## Data records:
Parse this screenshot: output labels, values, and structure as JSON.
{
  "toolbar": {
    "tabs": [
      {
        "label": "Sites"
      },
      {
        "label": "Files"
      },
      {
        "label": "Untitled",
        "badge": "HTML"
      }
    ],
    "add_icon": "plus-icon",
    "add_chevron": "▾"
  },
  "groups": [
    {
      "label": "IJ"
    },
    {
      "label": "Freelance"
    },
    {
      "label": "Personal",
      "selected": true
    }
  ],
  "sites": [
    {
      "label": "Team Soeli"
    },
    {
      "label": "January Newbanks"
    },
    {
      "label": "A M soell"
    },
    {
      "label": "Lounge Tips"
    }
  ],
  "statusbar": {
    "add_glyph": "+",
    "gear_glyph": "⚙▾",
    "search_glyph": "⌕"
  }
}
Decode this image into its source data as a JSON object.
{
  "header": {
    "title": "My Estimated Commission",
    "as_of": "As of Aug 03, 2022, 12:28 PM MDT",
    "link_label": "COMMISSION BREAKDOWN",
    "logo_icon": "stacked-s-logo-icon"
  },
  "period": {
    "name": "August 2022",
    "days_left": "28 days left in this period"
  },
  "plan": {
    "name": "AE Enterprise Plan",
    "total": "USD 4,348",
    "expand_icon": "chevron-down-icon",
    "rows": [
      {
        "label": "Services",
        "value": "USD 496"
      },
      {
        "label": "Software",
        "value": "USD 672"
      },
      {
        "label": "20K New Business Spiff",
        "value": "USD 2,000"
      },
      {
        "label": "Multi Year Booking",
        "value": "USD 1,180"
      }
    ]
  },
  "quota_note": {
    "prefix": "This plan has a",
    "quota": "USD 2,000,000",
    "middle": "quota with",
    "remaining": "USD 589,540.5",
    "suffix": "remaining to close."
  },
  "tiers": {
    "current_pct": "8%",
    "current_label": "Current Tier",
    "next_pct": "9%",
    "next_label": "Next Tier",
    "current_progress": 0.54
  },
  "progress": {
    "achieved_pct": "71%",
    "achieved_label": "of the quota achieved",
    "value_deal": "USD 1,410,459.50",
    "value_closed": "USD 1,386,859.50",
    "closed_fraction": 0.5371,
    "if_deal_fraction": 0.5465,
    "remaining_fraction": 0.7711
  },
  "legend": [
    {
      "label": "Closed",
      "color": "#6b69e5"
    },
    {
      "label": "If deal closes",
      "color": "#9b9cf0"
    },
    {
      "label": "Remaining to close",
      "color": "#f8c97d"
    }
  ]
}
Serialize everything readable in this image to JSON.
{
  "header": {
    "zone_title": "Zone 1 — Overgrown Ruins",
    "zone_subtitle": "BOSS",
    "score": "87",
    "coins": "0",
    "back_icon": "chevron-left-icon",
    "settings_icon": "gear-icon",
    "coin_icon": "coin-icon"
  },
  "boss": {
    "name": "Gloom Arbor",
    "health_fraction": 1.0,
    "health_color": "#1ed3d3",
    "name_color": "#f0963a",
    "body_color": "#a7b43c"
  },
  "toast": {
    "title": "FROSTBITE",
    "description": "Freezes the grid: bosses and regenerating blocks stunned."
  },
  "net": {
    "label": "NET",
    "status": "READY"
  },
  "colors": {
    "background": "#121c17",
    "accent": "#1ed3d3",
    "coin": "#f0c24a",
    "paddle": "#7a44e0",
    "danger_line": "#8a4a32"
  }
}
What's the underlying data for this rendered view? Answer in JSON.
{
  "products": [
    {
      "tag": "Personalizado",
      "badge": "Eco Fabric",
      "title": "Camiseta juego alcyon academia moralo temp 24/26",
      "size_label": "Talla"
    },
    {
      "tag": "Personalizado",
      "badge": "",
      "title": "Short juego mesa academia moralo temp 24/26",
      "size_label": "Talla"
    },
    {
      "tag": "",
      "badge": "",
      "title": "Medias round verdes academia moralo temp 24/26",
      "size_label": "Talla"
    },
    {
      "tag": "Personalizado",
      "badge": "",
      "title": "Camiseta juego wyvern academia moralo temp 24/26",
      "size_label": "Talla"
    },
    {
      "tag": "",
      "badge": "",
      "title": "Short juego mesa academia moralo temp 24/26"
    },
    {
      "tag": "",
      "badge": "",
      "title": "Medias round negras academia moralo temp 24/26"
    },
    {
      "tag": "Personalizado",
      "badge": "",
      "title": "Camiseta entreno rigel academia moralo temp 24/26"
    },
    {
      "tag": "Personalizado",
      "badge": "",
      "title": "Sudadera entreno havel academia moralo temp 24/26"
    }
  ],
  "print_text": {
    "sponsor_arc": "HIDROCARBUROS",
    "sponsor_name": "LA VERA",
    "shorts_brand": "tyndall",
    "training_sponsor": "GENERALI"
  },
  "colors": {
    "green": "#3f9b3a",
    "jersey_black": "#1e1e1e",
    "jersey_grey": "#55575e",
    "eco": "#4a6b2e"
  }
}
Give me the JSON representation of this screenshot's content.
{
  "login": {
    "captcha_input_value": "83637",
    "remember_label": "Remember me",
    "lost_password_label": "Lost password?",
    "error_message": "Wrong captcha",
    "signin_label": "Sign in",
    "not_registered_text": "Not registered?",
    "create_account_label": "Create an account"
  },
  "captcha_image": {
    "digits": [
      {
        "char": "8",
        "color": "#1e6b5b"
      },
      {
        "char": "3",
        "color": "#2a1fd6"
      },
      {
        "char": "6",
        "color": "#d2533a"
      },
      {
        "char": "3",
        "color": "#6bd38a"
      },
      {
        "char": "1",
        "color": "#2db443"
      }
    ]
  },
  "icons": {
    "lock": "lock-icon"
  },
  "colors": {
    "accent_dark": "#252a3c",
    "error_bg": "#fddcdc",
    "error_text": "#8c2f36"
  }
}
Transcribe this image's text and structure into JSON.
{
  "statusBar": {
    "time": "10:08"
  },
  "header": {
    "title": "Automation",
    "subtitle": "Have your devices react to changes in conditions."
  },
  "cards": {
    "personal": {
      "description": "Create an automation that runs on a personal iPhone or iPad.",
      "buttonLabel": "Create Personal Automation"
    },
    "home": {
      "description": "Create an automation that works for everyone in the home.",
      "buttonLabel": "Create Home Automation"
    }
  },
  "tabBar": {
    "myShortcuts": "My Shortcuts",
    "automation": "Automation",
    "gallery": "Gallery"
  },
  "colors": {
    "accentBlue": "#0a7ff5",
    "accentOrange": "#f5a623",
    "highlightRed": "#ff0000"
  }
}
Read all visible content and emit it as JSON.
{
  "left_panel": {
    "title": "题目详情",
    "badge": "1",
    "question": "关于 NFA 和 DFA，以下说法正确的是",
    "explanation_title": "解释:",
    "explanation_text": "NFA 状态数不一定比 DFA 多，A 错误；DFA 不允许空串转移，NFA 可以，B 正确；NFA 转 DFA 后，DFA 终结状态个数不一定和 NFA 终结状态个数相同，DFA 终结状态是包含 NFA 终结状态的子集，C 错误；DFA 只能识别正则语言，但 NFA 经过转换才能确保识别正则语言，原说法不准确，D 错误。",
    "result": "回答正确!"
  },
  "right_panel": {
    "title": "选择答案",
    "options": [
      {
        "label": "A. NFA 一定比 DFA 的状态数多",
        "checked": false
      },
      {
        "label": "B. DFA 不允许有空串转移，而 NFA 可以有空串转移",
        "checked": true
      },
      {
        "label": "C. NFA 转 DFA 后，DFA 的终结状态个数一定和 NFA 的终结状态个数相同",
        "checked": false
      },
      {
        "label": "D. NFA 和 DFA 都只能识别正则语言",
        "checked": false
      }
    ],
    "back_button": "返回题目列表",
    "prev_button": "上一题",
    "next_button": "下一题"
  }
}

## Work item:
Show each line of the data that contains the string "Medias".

## Worked solution:
      "title": "Medias round verdes academia moralo temp 24/26",
      "title": "Medias round negras academia moralo temp 24/26"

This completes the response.